Overall, the U.S.'s 31 million Hispanics make up nearly 11% of Americans, according to the Census Bureau, and by 2005 they will pass African-Americans as the biggest minority group. To date, however, Hispanics' clout has been diminished by low turnout, related to the their young average age, lower citizenship rates and high poverty.
Gov. Bush 's own proven vote-getting appeal among Texas Hispanics is among the reasons that establishment Republicans, fretting over their party's damaged image among Hispanics and other ethnic groups, have flocked to his still-unannounced candidacy. Last fall, he claimed 49% of the Hispanic vote, based on exit polls, in becoming the first Republican ever re-elected Texas governor. Though subsequent studies put the figure closer to 40%, the percentage still is impressive for a Republican.
Meanwhile, Mr. Bush 's brother, Jeb, was elected governor in Florida, the one state where Republicans already have an edge with Hispanics because of Cuban-Americans who associate the Republicans with ardent anti-Castroism. Jeb Bush 's Mexican-American wife, Columba, cuts radio and TV ads for both Bush brothers for Hispanic stations.
The potential threat leaves Mr. Gore, who still faces Bill Bradley's opposing bid for the Democratic nomination, scrambling Hispanic advantage. Even if Mr. Bush isn't the Republican nominee, Texas is all but out of reach to the Democrat given Republicans' edge there. That explains why the Gore Hispanic strategy, like his game-plan generally, banks on vote-rich California.
The Gore camp also emphasizes New Mexico and Colorado, where Hispanics are a big share of the vote. It was in Denver last month that Mr. Gore met privately with more than a dozen Hispanic supporters, and his inner circle since has developed what an aide called "a very aggressive program" for Hispanic votes. Those present included former Denver mayor and Clinton Cabinet Secretary Federico Pena, California Lt. Gov. Cruz Bustamante, and Martin Chavez, a former New Mexico governor candidate.

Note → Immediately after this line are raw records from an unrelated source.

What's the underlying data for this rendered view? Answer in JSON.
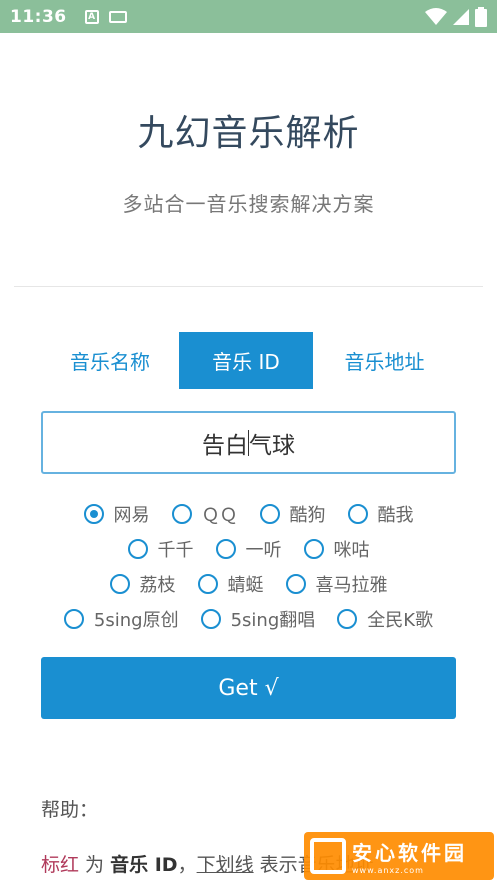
{
  "status_bar": {
    "time": "11:36",
    "a_icon": "A"
  },
  "header": {
    "title": "九幻音乐解析",
    "subtitle": "多站合一音乐搜索解决方案"
  },
  "tabs": [
    {
      "label": "音乐名称",
      "active": false
    },
    {
      "label": "音乐 ID",
      "active": true
    },
    {
      "label": "音乐地址",
      "active": false
    }
  ],
  "search": {
    "value_before_caret": "告白",
    "value_after_caret": "气球"
  },
  "sources": [
    {
      "label": "网易",
      "checked": true
    },
    {
      "label": "ＱＱ",
      "checked": false
    },
    {
      "label": "酷狗",
      "checked": false
    },
    {
      "label": "酷我",
      "checked": false
    },
    {
      "label": "千千",
      "checked": false
    },
    {
      "label": "一听",
      "checked": false
    },
    {
      "label": "咪咕",
      "checked": false
    },
    {
      "label": "荔枝",
      "checked": false
    },
    {
      "label": "蜻蜓",
      "checked": false
    },
    {
      "label": "喜马拉雅",
      "checked": false
    },
    {
      "label": "5sing原创",
      "checked": false
    },
    {
      "label": "5sing翻唱",
      "checked": false
    },
    {
      "label": "全民K歌",
      "checked": false
    }
  ],
  "get_button": {
    "label": "Get √"
  },
  "help": {
    "title": "帮助：",
    "red_text": "标红",
    "text_1": " 为 ",
    "bold_text": "音乐 ID",
    "text_2": "，",
    "underline_text": "下划线",
    "text_3": " 表示音乐地址"
  },
  "watermark": {
    "text": "安心软件园",
    "subtext": "www.anxz.com"
  },
  "colors": {
    "accent": "#1a8fd1",
    "status_bar": "#8bbf9a",
    "title": "#34495e",
    "red": "#b03a5b",
    "watermark": "#ff8c00"
  }
}
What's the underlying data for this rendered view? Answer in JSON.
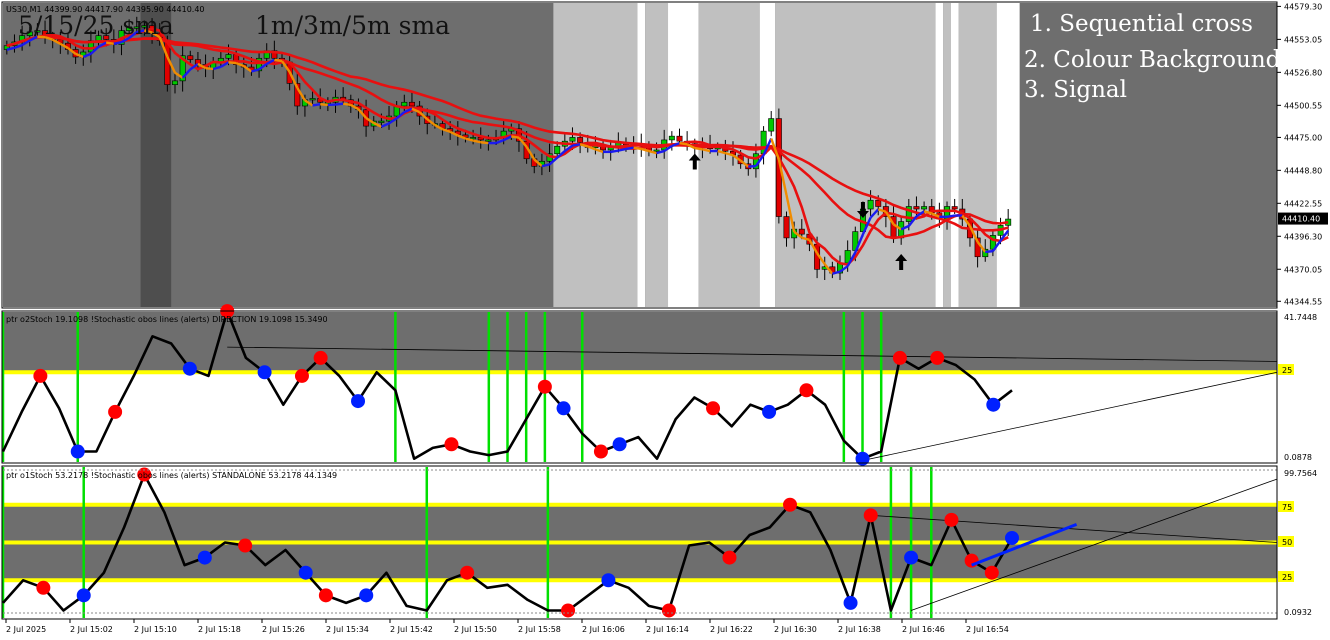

Mr. Gore's network of Hispanic officeholders also includes Alex Penelas, the Cuban-American mayor of Miami and Dade County, and Rep. Loretta Sanchez of California.
Increasingly, he has taken the White House lead on issues of concern to Hispanics, such as education and immigrant benefits. Last week, Mr. Gore was at a Hispanic -owned lumber yard in Miami to celebrate the county's designation as an "empowerment zone," entitling it to U.S. federal assistance. And the talk of a Bush candidacy rustles talk that Mr. Gore might choose a Hispanic vice presidential nominee -- say, Energy Secretary Bill Richardson, a Mexican-American.
Meanwhile, Gore backers note that Mr. Bush hasn't had to answer yet for his party's stance on a range of issues, or spell out his own view on the controversial question of whether statistical sampling should be used in the 2000 census to boost minority counts.
And Democrats aren't the only ones challenging Mr. Bush 's claim on Hispanics. Arizona Republican Sen. John McCain, also seeking the Republican nomination, points to a Senate record that brought him awards last month from two national Hispanic organizations, and to two elections in which he won a majority of Arizona Hispanics' votes. Says spokesman Howard Opinsky, "He is not going to cede the Hispanic vote to anyone, be it Al Gore or anyone on the Republican side."